I measure the river
in amperes.
Sparks whip
across the surface
like live wires.
The river has swallowed
a pylon, and all
that pylon’s power.
Down in the murk,
the current shapes
itself into parentheses,
like a corn maze
modeled after
a magnetic field,
iron filings seized
in place. We think
we want to feel
the sparks—
dive in and glow.
But we are
not conductors,
electric eels.
Despite our own
small currents—
the brain and nerves
at work—
we are soft.
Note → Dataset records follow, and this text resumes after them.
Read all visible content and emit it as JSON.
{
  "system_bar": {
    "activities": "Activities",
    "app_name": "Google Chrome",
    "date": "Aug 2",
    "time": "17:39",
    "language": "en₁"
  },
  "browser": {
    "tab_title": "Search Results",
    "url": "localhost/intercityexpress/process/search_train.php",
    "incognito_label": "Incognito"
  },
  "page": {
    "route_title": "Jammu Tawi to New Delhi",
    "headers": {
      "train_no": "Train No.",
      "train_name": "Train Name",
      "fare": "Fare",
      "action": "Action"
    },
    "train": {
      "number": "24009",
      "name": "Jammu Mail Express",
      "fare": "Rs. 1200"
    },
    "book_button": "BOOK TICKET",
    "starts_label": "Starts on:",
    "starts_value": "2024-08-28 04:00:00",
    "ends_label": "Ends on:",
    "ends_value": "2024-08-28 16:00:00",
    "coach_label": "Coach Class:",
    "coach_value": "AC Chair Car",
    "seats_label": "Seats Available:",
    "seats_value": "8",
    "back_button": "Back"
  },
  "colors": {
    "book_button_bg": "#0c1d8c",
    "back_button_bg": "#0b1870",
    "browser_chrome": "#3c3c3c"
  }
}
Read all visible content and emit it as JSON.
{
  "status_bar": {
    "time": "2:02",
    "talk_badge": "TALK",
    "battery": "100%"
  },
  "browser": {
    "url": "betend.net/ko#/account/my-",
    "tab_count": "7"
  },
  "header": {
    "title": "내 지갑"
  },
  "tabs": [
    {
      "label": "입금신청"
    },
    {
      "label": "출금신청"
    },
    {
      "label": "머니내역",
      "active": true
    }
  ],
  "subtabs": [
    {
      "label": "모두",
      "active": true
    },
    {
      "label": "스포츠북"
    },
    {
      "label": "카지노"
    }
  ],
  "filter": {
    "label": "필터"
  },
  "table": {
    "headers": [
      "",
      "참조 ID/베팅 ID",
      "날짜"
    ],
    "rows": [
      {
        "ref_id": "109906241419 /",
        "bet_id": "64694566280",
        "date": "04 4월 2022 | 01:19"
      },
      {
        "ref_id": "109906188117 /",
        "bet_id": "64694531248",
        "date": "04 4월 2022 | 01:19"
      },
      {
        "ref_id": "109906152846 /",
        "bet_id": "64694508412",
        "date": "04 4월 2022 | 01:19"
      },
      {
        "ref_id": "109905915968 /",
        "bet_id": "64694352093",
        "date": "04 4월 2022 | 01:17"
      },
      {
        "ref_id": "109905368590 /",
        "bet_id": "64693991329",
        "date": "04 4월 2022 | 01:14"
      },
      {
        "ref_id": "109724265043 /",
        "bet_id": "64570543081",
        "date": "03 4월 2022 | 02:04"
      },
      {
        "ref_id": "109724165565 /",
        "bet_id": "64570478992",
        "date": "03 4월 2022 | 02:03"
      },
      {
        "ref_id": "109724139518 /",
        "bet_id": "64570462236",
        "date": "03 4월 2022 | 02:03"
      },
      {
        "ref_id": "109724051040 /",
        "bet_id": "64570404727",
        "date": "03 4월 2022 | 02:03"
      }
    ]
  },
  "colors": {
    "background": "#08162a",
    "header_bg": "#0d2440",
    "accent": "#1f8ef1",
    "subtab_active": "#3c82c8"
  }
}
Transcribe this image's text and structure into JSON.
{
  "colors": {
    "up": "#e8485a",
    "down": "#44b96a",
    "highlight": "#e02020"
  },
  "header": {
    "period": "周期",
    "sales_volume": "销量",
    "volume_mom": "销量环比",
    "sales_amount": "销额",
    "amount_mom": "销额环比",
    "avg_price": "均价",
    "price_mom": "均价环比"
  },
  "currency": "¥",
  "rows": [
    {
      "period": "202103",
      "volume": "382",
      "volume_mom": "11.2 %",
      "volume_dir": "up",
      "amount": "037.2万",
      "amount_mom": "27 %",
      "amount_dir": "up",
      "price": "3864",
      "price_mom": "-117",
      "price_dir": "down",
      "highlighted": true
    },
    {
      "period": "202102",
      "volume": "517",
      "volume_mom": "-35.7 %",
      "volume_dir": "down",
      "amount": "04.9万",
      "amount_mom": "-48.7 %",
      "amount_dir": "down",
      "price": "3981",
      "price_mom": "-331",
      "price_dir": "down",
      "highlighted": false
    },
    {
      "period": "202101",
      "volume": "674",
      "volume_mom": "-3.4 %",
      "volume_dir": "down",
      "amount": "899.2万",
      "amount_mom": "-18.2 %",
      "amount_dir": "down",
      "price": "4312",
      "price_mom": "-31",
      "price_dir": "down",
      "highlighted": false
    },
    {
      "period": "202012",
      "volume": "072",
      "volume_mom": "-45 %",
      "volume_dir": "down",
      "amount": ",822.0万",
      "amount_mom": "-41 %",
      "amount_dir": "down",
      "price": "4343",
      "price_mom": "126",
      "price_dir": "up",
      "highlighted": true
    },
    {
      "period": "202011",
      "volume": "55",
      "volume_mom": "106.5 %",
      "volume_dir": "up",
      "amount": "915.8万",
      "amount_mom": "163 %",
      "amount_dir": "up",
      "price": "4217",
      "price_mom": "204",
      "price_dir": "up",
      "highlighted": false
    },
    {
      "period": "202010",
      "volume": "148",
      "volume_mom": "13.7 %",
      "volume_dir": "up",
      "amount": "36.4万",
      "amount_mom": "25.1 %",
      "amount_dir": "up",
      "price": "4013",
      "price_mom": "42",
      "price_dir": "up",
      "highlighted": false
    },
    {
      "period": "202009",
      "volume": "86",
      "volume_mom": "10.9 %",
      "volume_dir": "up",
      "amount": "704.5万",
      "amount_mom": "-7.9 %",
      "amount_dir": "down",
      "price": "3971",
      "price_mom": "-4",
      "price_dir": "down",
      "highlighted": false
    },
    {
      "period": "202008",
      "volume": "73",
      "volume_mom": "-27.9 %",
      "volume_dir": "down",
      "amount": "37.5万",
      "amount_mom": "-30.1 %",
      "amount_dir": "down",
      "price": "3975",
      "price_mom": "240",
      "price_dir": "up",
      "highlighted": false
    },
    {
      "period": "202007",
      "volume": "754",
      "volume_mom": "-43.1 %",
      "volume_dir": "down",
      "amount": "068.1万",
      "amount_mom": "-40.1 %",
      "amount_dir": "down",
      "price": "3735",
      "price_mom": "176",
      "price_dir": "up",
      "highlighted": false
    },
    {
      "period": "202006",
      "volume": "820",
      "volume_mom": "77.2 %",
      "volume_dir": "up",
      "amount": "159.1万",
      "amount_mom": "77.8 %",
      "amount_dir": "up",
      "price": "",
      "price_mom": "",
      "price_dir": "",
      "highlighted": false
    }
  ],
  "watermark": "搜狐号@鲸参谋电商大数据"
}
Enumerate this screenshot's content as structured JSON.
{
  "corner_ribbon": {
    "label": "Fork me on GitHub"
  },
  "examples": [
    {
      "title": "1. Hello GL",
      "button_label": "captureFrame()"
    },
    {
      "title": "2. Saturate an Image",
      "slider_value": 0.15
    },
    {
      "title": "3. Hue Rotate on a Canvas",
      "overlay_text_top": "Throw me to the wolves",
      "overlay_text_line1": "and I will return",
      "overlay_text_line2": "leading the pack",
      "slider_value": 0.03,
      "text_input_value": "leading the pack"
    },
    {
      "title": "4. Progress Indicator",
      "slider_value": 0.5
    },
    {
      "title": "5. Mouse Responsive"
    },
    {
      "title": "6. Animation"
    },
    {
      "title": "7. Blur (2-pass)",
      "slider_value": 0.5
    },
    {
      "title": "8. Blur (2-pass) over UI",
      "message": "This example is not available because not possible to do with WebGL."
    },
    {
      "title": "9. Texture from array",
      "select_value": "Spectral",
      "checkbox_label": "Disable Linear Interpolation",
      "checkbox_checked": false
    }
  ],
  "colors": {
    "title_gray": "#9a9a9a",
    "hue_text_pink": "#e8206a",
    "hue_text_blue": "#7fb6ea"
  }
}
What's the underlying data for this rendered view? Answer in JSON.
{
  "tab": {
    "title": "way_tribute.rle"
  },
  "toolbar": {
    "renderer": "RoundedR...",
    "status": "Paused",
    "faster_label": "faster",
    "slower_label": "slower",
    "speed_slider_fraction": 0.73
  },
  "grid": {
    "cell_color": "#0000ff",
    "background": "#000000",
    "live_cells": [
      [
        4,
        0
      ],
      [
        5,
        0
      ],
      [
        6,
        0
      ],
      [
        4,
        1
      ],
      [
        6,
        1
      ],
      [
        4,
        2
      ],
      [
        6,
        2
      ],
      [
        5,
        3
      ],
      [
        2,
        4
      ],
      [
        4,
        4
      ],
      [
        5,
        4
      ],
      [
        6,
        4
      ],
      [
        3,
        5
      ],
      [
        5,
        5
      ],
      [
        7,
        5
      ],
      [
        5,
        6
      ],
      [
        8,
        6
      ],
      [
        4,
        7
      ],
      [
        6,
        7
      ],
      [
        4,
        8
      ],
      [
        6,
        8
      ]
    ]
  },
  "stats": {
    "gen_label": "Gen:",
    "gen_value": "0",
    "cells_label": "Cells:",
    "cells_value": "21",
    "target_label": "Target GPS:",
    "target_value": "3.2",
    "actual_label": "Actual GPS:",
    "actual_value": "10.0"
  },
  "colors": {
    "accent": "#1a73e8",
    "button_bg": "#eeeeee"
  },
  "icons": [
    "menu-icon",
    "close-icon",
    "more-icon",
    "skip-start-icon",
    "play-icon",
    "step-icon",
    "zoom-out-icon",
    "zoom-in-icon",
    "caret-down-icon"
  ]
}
I drop
a galvanometer
into the water,
and it spins
and spins and spins.

Brianna Noll